It wasn’t going so well in London, so I decided to look further afield. By chance I got a phone call from a newspaper to cover a fan club convention for the rock band Queen. The location? Pontin’s in Somerset. Oh, the glamour. Did I want to go? What, and spend the weekend in a holiday camp with a bunch of beery Freddie Mercury and Brian May lookalikes playing air guitar and singing terrible karaoke versions of We Are The Champions? Taxi! Kings Cross!
The convention, held annually at what could be described as the poor man’s Butlin’s, was a touch shabby and low-rent — imagine a scene out of the TV series Phoenix Nights, with muscular, tattooed hard-nuts (and their boyfriends) as far as the eye could see.
I like to consider myself something of a “method journalist”, so I got dressed down (yes, even more than usual) in jumper and jeans, and with “snakebite and black” — a lethal cocktail of cider, lager and blackcurrant cordial popular with the younger drinking classes before alcopops — in hand, I mingled with the masses.
My brief entailed getting some quotes from the convention-goers about why they chose to spend their hard-earned money attending a weekender, the highlight of which was a tug of war between Freddie Mercury fans (known as Mercurians) and Brian May buffs (aka Mayniacs). In other words, a great way to meet girls.

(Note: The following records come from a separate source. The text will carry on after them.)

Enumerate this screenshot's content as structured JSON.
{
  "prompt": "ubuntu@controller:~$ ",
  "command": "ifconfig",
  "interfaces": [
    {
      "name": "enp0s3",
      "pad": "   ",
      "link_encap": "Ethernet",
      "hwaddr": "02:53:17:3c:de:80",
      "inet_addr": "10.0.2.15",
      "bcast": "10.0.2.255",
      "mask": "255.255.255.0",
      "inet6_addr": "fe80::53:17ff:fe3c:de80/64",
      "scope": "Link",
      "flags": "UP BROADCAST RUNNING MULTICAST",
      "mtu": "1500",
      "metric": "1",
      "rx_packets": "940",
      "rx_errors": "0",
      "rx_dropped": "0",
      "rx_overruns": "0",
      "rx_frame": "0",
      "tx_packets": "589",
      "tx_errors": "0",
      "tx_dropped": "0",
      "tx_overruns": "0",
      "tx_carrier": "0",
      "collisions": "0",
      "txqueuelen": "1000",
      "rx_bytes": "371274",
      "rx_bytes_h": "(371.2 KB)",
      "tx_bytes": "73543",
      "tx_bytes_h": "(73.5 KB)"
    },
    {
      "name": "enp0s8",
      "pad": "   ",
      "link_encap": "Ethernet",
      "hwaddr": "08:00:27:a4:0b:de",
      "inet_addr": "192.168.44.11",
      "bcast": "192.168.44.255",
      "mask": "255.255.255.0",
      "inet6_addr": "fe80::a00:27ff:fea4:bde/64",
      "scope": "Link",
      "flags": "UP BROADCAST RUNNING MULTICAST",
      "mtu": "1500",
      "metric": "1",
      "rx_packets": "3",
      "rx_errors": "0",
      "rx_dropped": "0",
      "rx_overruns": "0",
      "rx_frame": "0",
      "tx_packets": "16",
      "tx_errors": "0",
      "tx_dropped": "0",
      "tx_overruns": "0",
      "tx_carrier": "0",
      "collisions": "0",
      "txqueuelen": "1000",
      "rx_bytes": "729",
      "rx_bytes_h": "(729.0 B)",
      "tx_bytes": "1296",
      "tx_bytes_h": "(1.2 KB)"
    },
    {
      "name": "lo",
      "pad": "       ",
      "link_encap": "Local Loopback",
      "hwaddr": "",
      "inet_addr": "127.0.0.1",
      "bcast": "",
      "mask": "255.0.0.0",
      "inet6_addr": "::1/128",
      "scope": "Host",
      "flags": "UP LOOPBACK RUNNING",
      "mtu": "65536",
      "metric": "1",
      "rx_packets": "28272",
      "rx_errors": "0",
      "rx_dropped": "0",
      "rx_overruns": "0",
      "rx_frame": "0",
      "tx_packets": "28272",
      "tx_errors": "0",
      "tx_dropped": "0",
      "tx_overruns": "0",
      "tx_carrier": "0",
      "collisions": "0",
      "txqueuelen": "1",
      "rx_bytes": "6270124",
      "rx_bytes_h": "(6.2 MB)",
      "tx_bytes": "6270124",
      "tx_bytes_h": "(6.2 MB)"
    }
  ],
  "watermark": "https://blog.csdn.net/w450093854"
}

So I sidled over to a group of ladies (term used advisedly) wearing T-shirts bearing the image of Queen drummer Roger Taylor, 60 this summer, beside the slogan “I So Would… Still…”
I vaguely recall an expert in such matters explaining that a sure-fire way to ingratiate yourself with members of the opposite sex was to subtly emulate their mannerisms and speech patterns. So I began dropping my aitches wildly and adopting the vernacular of “the street” in order to establish rapport.
This seemed to pay off as I caught the attention of one girl in particular, a 25-year-old mother of one from somewhere east of Redbridge with a pinched expression and the pallor of someone who hasn’t seen much daylight this century. A Queen fan, basically. However, despite my best efforts to sound coarse and Not Middle-Class, after a few minutes’ conversation she made a distressing observation: “Cor blimey, you’re really posh!”
She even said — true story — that I had “posh teeth”. Posh teeth! How can you make a judgment about the relative nobility of enamel? Anyway, one thing led to another and I ended up back at her chalet; purely for research purposes, you understand.
I was going deep undercover to find out just why it is so many ordinary people are in awe of a pomp-rock group fronted by a narcissist in a leotard wailing in a cod-operatic falsetto. Only it wasn’t just me there — her older sister, a generously proportioned woman with bingo wings and a throaty cackle, was in the room next door, as was her three-year-old daughter.
It was at this point that I began humming the refrain from that well-known Queen song I Want To Break Free, and before you could say: “Bismillah! Let him go!” I had scarpered.